EXERCISE GOAL:
Locate each line with the string "Object" in the listing below and copy it.

TASK INPUTS:
--

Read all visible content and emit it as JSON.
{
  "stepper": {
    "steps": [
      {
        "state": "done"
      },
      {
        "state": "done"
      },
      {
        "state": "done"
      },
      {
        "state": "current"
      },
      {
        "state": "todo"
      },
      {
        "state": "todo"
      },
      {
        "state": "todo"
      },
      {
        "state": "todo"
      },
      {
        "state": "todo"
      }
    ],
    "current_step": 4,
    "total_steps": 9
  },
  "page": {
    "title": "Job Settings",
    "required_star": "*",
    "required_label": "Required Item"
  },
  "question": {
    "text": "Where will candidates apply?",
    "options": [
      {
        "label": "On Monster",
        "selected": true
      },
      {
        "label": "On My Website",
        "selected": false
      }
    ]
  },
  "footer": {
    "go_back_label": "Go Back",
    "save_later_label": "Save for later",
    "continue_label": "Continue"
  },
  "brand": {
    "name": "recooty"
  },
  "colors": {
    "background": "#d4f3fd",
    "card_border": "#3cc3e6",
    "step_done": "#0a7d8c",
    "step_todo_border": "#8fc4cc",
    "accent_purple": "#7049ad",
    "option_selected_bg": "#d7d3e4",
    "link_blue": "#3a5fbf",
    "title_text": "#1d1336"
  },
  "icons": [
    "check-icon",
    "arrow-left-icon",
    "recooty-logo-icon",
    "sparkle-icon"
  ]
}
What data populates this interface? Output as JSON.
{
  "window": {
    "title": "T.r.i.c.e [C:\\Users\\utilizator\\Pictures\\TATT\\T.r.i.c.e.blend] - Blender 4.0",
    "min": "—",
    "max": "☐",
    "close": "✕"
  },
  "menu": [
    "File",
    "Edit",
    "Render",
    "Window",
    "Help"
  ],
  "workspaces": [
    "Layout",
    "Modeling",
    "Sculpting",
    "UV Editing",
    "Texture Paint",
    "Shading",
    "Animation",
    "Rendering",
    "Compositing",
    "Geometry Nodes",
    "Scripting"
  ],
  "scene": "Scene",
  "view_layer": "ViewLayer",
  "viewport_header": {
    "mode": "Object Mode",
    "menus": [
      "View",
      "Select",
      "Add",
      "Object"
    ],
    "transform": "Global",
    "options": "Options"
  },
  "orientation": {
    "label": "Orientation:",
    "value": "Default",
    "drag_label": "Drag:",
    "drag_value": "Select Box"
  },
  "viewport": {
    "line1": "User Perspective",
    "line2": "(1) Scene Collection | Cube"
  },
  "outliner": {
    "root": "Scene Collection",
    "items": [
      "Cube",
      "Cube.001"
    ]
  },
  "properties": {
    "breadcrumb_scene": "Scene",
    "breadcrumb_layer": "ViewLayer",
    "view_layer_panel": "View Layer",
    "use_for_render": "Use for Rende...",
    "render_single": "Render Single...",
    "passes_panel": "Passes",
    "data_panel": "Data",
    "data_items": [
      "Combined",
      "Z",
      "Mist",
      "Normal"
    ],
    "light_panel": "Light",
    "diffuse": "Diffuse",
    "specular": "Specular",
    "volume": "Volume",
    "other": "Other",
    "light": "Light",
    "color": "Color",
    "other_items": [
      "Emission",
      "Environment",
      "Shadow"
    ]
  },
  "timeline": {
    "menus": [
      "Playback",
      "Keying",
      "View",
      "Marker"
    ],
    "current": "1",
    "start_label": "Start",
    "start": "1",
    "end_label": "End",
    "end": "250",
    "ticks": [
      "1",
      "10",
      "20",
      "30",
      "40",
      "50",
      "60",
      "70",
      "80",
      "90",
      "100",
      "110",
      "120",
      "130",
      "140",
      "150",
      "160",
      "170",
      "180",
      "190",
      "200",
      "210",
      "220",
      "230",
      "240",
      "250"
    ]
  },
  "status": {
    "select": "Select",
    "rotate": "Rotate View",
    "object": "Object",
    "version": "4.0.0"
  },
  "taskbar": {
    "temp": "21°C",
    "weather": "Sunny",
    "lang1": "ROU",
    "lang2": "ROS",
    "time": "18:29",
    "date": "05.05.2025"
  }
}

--

OUTPUT:
    "mode": "Object Mode",
      "Object"
    "object": "Object",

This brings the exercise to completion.